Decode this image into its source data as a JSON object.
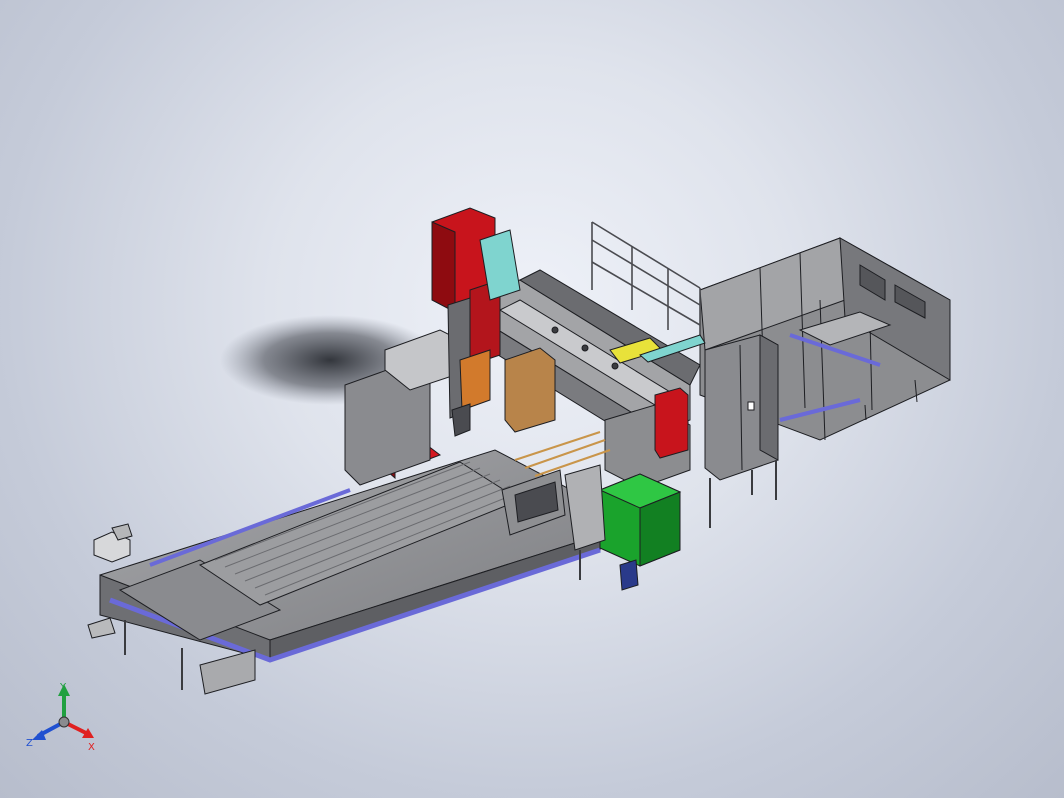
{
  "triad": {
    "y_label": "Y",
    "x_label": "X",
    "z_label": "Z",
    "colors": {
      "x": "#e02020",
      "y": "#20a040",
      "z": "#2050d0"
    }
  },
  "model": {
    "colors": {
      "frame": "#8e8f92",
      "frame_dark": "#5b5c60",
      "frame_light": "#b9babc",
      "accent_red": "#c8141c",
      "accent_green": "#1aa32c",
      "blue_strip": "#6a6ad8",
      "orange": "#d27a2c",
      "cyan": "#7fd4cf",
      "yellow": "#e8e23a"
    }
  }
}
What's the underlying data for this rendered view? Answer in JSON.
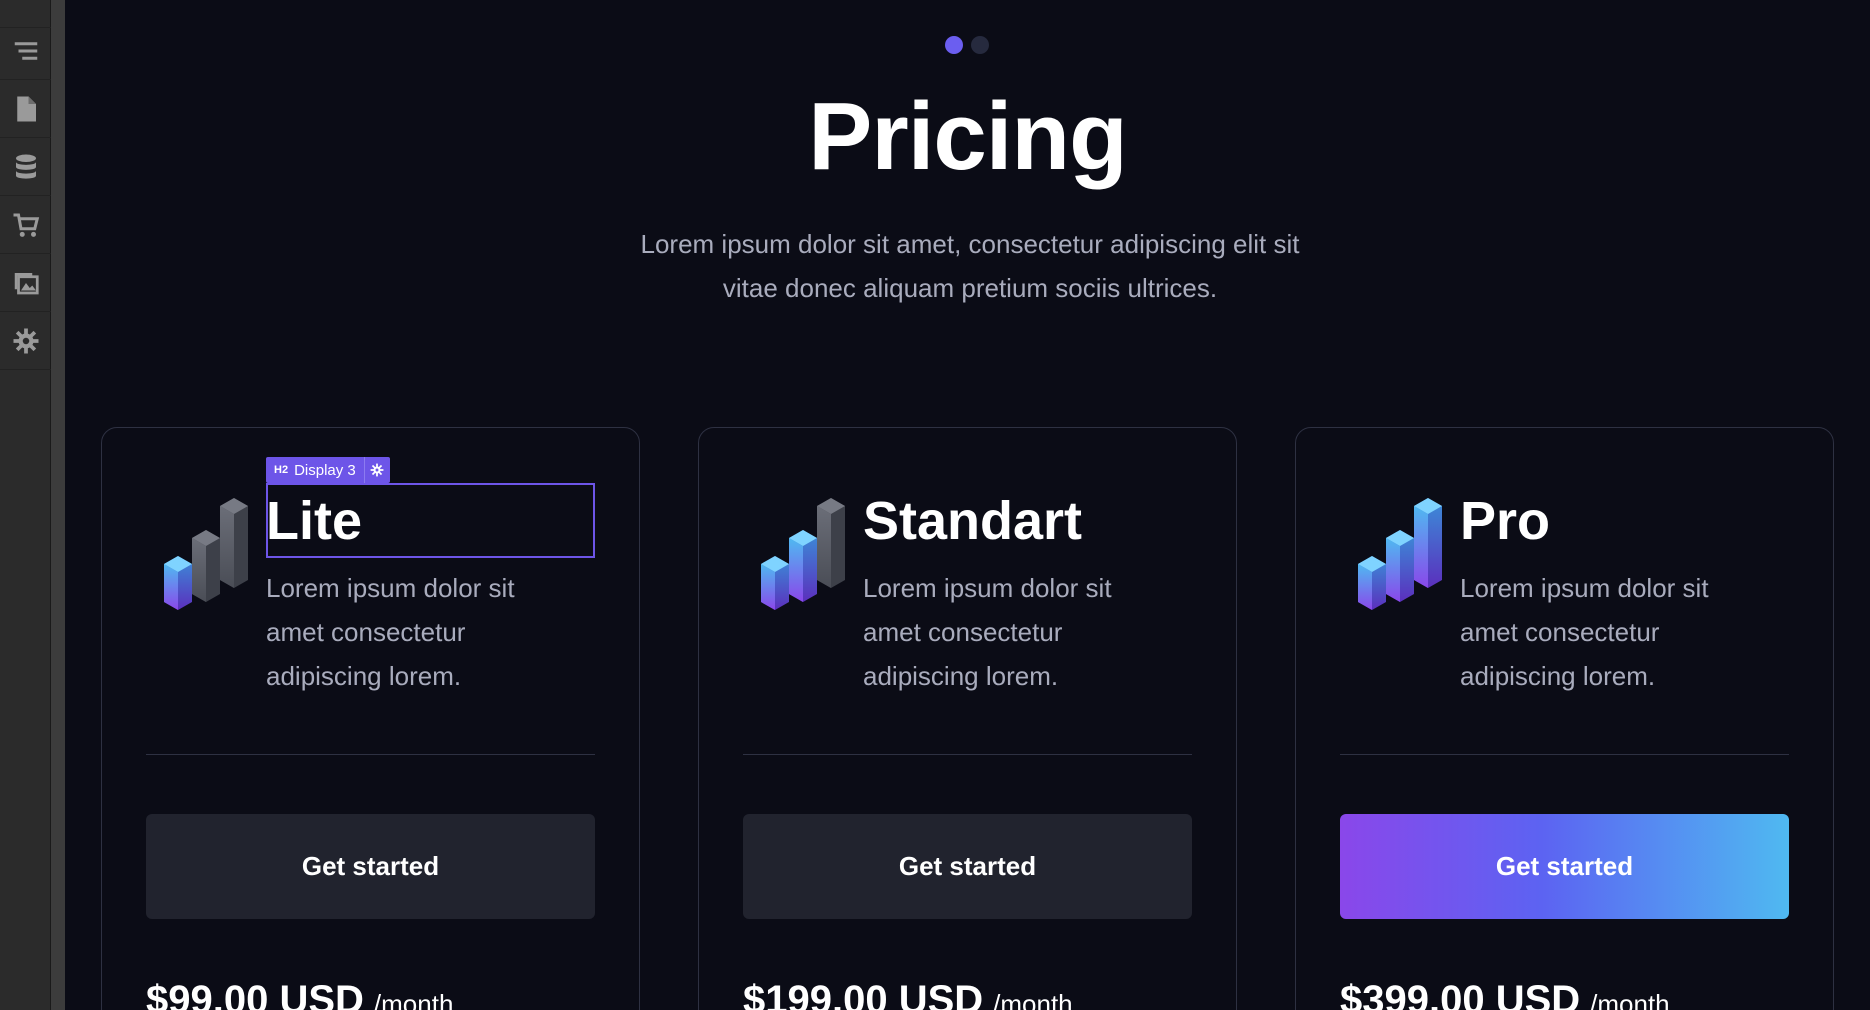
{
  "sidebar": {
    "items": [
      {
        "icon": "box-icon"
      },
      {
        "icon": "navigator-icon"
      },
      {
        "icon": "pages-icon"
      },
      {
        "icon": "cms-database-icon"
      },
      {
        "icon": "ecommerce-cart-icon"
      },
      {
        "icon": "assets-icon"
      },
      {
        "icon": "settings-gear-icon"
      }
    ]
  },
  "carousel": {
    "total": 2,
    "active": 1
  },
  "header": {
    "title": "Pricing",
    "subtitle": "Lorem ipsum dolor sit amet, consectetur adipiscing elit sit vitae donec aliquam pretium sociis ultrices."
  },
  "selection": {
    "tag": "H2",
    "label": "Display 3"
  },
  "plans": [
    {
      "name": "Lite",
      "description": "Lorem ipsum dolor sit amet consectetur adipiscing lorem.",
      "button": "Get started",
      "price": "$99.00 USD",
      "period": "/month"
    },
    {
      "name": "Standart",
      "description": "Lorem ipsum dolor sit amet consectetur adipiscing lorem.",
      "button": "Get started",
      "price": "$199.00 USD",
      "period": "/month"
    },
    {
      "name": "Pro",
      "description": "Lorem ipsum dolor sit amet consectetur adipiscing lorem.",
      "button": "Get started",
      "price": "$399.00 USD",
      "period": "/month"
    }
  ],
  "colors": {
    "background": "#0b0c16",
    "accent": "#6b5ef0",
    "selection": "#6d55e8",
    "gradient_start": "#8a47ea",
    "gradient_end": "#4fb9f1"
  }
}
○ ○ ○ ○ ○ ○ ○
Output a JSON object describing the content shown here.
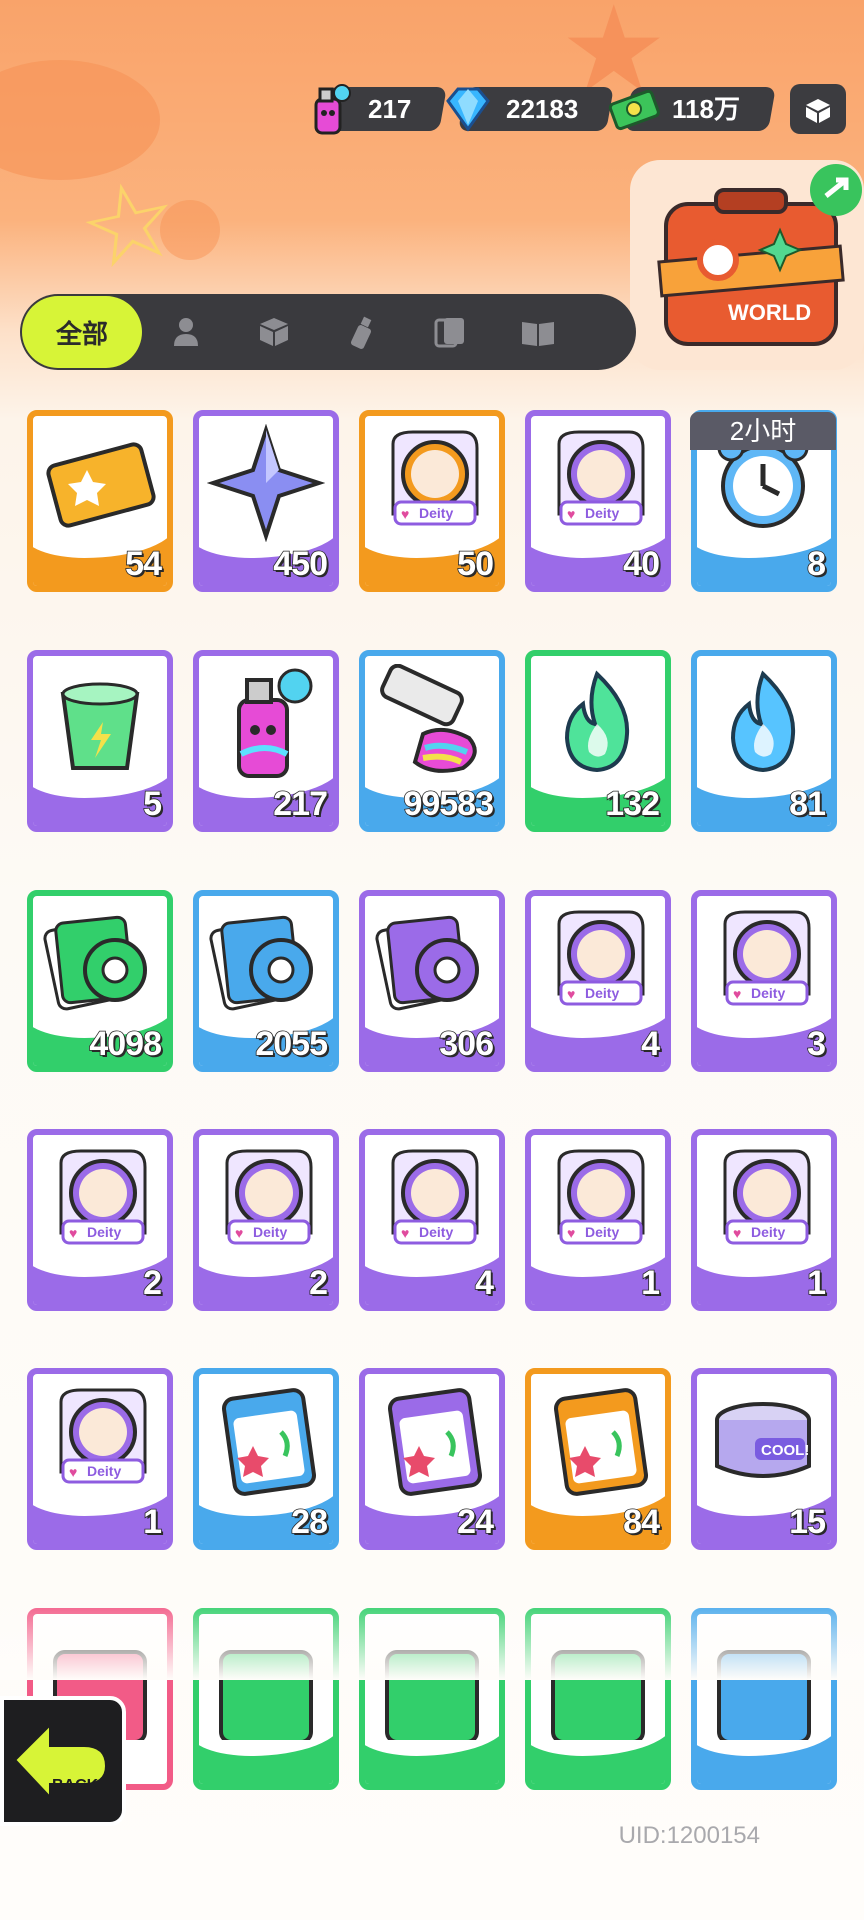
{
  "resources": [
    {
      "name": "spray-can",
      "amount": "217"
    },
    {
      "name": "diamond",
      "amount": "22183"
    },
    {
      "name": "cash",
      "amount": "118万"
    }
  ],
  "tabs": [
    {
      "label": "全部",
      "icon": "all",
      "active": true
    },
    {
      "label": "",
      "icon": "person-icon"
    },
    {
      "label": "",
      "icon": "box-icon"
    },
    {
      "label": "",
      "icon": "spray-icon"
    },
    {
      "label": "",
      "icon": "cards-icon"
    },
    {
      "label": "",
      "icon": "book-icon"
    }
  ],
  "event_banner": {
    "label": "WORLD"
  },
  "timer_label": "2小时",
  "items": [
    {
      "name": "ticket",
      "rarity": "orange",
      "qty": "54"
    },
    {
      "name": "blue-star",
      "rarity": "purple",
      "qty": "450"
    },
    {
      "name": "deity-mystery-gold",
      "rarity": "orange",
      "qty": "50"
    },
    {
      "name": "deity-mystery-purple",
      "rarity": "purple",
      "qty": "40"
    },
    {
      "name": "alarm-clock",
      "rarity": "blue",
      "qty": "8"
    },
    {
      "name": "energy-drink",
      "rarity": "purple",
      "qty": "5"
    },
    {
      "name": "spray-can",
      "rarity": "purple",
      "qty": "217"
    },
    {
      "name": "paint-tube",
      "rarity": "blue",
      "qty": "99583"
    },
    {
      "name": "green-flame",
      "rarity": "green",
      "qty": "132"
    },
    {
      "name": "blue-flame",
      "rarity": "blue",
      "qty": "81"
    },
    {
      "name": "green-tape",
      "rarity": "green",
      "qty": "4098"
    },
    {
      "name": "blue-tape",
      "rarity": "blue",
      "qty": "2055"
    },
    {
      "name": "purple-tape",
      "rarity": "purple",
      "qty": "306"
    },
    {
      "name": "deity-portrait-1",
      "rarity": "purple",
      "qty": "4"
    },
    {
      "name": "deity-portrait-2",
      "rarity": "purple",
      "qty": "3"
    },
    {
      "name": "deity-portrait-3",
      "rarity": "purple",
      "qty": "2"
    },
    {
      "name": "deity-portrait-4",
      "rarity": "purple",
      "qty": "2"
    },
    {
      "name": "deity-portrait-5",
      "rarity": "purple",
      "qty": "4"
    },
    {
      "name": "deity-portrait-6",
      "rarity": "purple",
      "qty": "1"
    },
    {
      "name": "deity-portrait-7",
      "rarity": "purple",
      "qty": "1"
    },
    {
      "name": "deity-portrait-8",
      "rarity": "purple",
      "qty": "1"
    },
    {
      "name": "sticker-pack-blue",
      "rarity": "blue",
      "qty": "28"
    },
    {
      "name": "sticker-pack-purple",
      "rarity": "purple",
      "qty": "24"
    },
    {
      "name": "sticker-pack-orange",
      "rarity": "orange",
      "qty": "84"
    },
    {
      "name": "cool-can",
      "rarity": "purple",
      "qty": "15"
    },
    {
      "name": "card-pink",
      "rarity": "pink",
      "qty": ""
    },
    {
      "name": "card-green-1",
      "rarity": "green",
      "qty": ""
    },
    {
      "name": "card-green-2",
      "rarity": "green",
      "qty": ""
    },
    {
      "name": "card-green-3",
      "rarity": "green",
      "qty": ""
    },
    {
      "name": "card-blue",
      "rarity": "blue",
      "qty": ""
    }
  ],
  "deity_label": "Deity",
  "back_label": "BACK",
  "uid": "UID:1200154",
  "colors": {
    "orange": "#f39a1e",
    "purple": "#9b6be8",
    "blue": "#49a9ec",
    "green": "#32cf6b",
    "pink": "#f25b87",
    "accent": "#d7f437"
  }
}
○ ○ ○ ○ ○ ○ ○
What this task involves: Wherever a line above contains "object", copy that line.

Final answer:
Decode this image into its source data as a JSON object.
Output a JSON object describing the content shown here.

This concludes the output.